“People in the past were not so different from us,” Schich says, noting the records include accounts of Jesuit priests who traveled to China in the 17th century. “It’s very strange to think my odds of moving a long distance are similar,” he says, with a laugh.
This is certainly a result that would surprise many, but please remember that the database is a selection of notable individuals. I would bet that the change would be far greater if you had a sampling of most of the world’s population, rather than ~150,000 extremely notable ones from the last few thousand years. Immanuel Kant aside, those people in the past who became famous often did so by migrating and getting involved in the events of the world, which entailed travel.
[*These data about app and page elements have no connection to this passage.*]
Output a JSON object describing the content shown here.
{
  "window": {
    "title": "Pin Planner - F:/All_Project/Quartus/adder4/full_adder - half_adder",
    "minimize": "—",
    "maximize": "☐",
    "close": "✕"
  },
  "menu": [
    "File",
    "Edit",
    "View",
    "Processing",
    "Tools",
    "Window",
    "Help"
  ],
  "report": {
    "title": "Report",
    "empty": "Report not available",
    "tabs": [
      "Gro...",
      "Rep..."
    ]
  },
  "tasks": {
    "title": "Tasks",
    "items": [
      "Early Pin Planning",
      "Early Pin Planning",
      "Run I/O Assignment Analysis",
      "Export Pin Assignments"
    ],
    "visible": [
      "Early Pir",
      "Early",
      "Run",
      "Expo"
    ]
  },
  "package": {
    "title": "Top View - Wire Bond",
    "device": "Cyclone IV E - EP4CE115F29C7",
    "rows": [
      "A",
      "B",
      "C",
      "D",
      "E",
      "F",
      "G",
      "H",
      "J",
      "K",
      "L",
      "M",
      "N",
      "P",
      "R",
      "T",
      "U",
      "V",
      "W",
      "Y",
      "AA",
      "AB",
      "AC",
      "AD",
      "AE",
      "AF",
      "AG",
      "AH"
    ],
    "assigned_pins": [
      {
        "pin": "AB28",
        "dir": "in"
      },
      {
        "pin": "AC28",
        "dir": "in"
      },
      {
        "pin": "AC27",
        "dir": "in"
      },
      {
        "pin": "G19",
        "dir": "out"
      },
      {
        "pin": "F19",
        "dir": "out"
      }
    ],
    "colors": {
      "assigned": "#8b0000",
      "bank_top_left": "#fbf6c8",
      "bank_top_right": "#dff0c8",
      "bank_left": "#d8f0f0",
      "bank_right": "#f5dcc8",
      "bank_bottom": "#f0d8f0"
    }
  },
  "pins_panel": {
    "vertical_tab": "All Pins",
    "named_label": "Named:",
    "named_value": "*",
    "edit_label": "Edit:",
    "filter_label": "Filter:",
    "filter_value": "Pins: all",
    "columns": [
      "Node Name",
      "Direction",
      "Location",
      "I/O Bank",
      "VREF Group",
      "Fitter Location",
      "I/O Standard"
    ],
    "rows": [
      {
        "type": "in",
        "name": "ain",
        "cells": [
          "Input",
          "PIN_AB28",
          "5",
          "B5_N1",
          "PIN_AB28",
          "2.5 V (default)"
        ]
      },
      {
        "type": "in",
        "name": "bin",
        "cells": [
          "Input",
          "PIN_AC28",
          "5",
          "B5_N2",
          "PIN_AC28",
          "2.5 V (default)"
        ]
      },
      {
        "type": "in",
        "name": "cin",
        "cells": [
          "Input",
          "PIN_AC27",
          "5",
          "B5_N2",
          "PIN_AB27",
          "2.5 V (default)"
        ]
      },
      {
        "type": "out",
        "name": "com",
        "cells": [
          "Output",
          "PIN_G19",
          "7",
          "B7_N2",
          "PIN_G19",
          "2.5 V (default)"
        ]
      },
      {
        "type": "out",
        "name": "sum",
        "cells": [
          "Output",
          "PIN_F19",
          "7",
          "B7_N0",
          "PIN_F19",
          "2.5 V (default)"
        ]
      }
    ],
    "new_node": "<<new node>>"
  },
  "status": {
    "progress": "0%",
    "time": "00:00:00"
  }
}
They were atypical (consider also that every single Roman Emperor was probably functionally literate in a world where this was a minority capacity [the idea that Justin was illiterate is probably a slander]).
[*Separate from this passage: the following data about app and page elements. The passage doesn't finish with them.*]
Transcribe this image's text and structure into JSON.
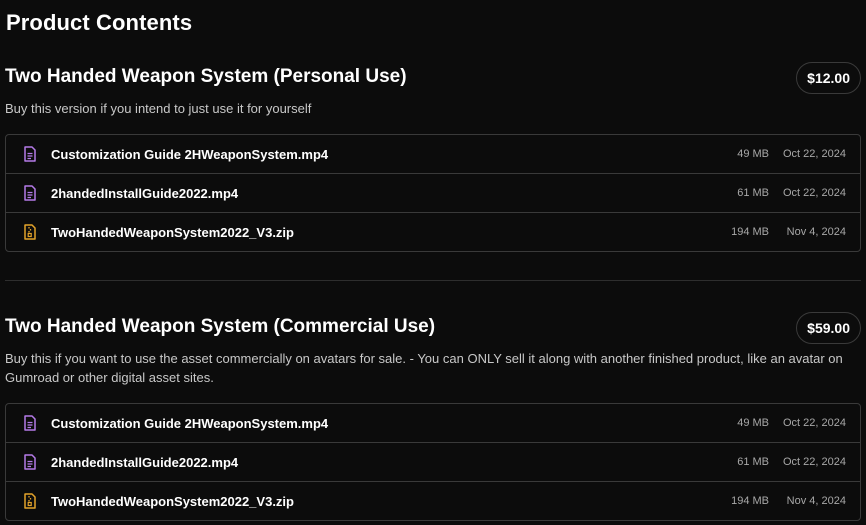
{
  "page_title": "Product Contents",
  "colors": {
    "background": "#0c0c0c",
    "border": "#3a3a3a",
    "video_icon": "#b57be8",
    "zip_icon": "#e3a32a",
    "muted_text": "#a8a8a8"
  },
  "sections": [
    {
      "title": "Two Handed Weapon System (Personal Use)",
      "price": "$12.00",
      "description": "Buy this version if you intend to just use it for yourself",
      "files": [
        {
          "name": "Customization Guide 2HWeaponSystem.mp4",
          "size": "49 MB",
          "date": "Oct 22, 2024",
          "icon": "document-icon"
        },
        {
          "name": "2handedInstallGuide2022.mp4",
          "size": "61 MB",
          "date": "Oct 22, 2024",
          "icon": "document-icon"
        },
        {
          "name": "TwoHandedWeaponSystem2022_V3.zip",
          "size": "194 MB",
          "date": "Nov 4, 2024",
          "icon": "zip-file-icon"
        }
      ]
    },
    {
      "title": "Two Handed Weapon System (Commercial Use)",
      "price": "$59.00",
      "description": "Buy this if you want to use the asset commercially on avatars for sale. - You can ONLY sell it along with another finished product, like an avatar on Gumroad or other digital asset sites.",
      "files": [
        {
          "name": "Customization Guide 2HWeaponSystem.mp4",
          "size": "49 MB",
          "date": "Oct 22, 2024",
          "icon": "document-icon"
        },
        {
          "name": "2handedInstallGuide2022.mp4",
          "size": "61 MB",
          "date": "Oct 22, 2024",
          "icon": "document-icon"
        },
        {
          "name": "TwoHandedWeaponSystem2022_V3.zip",
          "size": "194 MB",
          "date": "Nov 4, 2024",
          "icon": "zip-file-icon"
        }
      ]
    }
  ]
}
To make the best use of the data we need to be clear about our thinking. I do think it goes beyond just asserting that we need hypotheses, though that’s part of it. Genomics is the product of the age of big(ger) data, and it has had to deal with problems of false positives being confused for real signals because old statistical thresholds became out of date. Culturomics has a lot it could learn from the experience of biologists before 2010. With all that said, there is a body of formal theory which can move in and start to operate upon the data set. Boyd and Richersen’s The Origin and Evolution of Cultures and Cavalli-Sforza and Feldman’s Cultural Transmission and Evolution are good places to start. Recently I read Alex Mesoudi’s Cultural Evolution: How Darwinian Theory Can Explain Human Culture and Synthesize the Social Sciences, which is newer, and probably aimed at an audience that is a touch less specialist. I highly recommend it for those interested in this topic (if you have an evolutionary genetics background much of it goes fast because it is review of basic theory).
Let me finish with a quote from The Genetic Basis of Evolutionary Change by Richard Lewontin:
For many years population genetics was an immensely rich and powerful theory with virtually no suitable facts on which to operate. It was like a complex and exquisite machine, designed to process a raw material that one had succeeded in mining. Occasionally some unusually clever or lucky prospecter would come upon a natural outcrop of high-grade ore, and part of the machinery would be started up to prove to its backers that it really would work. But for the most part the machine was left to the engineers, forever tinkering, forever making improvements, in anticipation of the day when it would be called upon to carry out full production….
Apply your regular expression substitution where appropriate.